replace a lot of the iterator code from for loops to foreach loops (which you 
can use in .NET 1.1, I don't know why they weren't used, you still had the 
runtime cast issues).

	However, most of these loops have some sort of filtering/sorting/grouping 
logic.  LINQ really goes a great way to simplify the code in this situation, 
separating the logic of what you want to do from the items you want to do it 
to (or even creating the appropriate projections to assist in what you are 
trying to do, I've used it in a number of places to flatten some pretty nasty 
embedded for loops quite efficiently).

	The point is, if you go to .NET 2.0, you get yourself part of the way there 
when it comes to how much you can do to improve the codebase (and I am 
speaking only of the internal implementation, I'm not suggesting you change 
the public definition of the class) and will eventually require a revisit to 
the same code.

	Given that you have the test cases already, what's the harm (assuming it 
isn't a user base issue) in going to .NET 3.5 now, and reaping the benefits 
now if a number of files are going to be touched because of the move to .NET 
2.0 anyways?		- Nick

-----Original Message-----
From: Michael Garski []
Sent: Monday, November 09, 2009 11:20 PM
Subject: RE: 2.9 Target Framework

No problem - 2.0 it is.


-----Original Message-----
From: George Aroush []
Sent: Monday, November 09, 2009 7:16 PM
Subject: RE: 2.9 Target Framework

I agree with DIGY.  We have discussed this in the past few times.  We have
to get 2.9.1 out really soon, so we can catch up with 3.0 and do more than
just port over logic from Java to C# -- but also take advantage of what C#
and .NET has to offer.

BTW, those kind of discussions should be on the dev side vs. user.

-- George

-----Original Message-----
From: Digy []
Sent: Monday, November 09, 2009 1:19 PM
Subject: RE: 2.9 Target Framework

I think we should stick to .NET 2.0 till Lucene 3.0 which can be a good
place to switch to .NET 3.5 (so will Lucene.Java do also).

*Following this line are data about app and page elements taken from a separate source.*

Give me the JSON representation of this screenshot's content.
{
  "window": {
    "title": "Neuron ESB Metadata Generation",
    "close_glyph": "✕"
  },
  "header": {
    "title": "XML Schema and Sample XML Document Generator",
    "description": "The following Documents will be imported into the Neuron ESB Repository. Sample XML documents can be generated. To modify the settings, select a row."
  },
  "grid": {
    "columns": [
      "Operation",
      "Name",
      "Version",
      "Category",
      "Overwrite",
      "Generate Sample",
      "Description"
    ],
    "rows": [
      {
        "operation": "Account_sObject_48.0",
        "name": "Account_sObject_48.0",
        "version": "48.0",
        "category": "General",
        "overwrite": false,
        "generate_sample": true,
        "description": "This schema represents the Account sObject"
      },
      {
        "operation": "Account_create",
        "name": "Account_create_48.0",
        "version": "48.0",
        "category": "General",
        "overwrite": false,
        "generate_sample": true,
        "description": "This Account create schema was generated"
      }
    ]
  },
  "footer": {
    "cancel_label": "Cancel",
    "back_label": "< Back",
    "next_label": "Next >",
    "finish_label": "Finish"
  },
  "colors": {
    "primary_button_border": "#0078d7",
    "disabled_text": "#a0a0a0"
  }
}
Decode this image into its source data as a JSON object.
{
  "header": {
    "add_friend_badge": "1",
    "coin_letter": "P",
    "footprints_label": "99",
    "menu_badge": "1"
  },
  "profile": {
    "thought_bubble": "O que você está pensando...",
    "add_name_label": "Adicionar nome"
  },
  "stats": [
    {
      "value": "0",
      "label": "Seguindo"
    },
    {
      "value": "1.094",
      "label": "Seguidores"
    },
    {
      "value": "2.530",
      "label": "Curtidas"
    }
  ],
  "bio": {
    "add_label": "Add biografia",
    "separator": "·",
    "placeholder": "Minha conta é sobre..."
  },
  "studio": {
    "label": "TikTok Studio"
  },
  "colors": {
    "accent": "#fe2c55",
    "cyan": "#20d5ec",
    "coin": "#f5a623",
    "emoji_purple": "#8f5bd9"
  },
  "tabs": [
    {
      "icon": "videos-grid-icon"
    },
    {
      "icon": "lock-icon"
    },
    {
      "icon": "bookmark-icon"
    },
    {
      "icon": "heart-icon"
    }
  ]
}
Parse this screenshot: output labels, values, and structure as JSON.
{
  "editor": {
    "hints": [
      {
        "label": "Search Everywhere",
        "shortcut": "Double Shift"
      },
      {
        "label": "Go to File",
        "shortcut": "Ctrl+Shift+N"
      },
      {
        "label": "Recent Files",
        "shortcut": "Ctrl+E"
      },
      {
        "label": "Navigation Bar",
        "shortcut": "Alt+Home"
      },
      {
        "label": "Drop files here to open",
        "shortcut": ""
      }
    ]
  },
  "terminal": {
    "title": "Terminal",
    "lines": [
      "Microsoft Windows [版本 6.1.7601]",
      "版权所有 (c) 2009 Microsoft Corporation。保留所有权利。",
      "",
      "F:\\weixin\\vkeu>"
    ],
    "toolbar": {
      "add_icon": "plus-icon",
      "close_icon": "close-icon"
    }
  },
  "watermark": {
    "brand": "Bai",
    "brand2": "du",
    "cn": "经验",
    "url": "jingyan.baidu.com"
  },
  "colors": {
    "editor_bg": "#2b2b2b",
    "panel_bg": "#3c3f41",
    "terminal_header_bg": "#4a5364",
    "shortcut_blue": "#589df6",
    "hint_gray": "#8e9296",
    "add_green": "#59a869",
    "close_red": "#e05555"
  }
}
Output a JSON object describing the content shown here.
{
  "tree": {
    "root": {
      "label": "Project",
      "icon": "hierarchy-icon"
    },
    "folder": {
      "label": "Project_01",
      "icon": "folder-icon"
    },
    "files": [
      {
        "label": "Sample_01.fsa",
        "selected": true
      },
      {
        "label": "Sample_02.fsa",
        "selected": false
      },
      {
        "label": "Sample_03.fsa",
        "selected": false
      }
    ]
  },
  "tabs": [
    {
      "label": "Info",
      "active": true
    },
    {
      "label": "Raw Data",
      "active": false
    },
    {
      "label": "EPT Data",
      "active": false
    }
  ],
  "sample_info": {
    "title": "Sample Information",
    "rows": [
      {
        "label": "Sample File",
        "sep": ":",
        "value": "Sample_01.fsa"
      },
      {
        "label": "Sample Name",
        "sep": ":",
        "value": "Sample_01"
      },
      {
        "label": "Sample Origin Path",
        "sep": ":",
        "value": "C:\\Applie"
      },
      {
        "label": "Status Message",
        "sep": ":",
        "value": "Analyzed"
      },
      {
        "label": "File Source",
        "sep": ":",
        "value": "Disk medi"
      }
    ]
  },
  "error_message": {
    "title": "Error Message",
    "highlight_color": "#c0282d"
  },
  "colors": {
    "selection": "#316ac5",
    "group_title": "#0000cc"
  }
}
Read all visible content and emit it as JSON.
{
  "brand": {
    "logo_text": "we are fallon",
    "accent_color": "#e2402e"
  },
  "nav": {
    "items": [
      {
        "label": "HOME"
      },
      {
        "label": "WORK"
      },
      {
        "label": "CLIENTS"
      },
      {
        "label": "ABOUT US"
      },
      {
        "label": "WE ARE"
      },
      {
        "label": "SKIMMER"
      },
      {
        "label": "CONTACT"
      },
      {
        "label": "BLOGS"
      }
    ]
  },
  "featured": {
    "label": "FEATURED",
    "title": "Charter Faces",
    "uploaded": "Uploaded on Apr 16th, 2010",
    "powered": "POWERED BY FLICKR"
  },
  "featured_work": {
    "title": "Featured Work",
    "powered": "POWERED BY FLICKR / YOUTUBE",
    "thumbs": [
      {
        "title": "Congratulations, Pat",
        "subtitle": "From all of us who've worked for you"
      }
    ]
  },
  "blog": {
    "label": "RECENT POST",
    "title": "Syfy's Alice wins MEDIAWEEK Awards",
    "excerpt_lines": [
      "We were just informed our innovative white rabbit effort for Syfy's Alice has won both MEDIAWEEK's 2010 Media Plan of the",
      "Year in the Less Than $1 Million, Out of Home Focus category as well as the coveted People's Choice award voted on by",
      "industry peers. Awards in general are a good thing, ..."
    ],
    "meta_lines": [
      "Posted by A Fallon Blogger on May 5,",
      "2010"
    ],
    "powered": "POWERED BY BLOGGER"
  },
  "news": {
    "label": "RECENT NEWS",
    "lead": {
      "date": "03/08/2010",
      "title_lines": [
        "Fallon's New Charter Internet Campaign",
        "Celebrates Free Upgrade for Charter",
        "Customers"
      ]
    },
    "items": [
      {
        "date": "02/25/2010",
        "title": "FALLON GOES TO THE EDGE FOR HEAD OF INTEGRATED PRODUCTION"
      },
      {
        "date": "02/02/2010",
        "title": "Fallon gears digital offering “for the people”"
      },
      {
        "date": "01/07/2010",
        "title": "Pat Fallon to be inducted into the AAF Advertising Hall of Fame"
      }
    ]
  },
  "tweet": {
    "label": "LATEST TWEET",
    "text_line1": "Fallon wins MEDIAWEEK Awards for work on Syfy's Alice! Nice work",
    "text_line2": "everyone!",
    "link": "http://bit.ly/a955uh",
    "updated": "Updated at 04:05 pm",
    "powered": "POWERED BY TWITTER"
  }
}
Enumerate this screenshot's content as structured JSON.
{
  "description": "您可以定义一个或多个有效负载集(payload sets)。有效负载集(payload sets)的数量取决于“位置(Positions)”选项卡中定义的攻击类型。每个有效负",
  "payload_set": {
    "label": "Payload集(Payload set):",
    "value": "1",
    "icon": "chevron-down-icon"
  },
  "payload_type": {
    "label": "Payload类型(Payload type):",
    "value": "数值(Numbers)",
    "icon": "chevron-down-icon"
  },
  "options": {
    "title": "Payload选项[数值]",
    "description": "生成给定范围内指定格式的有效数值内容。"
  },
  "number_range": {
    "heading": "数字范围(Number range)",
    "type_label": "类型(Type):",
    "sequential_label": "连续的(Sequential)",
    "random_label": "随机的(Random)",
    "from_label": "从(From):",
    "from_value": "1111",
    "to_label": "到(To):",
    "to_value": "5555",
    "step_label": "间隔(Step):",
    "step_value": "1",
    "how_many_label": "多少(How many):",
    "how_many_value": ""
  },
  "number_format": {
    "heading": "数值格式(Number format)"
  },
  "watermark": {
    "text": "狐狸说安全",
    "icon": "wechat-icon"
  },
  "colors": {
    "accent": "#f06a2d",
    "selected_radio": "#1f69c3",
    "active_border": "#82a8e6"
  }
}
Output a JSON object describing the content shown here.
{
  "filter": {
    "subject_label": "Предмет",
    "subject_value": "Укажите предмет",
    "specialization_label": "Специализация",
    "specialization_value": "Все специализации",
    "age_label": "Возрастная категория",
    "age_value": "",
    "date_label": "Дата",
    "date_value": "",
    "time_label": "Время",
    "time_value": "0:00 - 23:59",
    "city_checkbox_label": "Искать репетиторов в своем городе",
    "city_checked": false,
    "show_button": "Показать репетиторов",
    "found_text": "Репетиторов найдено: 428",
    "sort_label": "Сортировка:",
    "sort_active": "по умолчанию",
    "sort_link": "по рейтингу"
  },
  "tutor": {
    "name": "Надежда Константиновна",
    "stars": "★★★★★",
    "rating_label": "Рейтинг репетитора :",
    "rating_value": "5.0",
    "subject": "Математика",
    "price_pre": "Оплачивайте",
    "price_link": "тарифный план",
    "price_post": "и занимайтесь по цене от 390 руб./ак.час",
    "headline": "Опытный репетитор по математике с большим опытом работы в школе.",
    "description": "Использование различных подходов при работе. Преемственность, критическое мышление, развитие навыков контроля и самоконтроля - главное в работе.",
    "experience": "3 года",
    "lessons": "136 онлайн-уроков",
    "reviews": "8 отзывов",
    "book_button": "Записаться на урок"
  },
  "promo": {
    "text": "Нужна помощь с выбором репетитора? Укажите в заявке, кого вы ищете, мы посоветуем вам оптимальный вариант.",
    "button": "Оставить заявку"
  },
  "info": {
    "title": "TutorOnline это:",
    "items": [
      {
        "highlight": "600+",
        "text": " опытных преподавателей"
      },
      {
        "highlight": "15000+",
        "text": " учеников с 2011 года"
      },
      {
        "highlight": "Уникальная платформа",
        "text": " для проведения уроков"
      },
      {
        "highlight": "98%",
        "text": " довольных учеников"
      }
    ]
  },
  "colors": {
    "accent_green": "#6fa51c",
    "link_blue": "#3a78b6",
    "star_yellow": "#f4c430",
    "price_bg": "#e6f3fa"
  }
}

There are also a lot of places where smarter codes can be used ( replacing
"GetEnumerator+while" with "foreach", implementing a .NET like "Set" instead
of using Hashtable etc.) But it can  be a problem in porting unless we catch
up with Lucene.Java.


-----Original Message-----
From: Michael Garski []
Sent: Monday, November 09, 2009 7:26 PM
Subject: 2.9 Target Framework

Apologies for the cross-posting to both lists, but I think this issue is
applicable to both.

What is the target framework for Lucene.Net 2.9?  I'm assuming 2.0  but
would like to ensure this is defined.  There are a few cases in some of
the internal implementation where use of LINQ would be handy, such as in
collection transformations to arrays.  Overall, it's not a big deal to
target 2.0 however some of the implementation will be a bit more elegant
and precise if we target 3.5.



Michael Garski

Sr. Search Architect

310.969.7435 (office)

310.251.6355 (mobile)

View raw message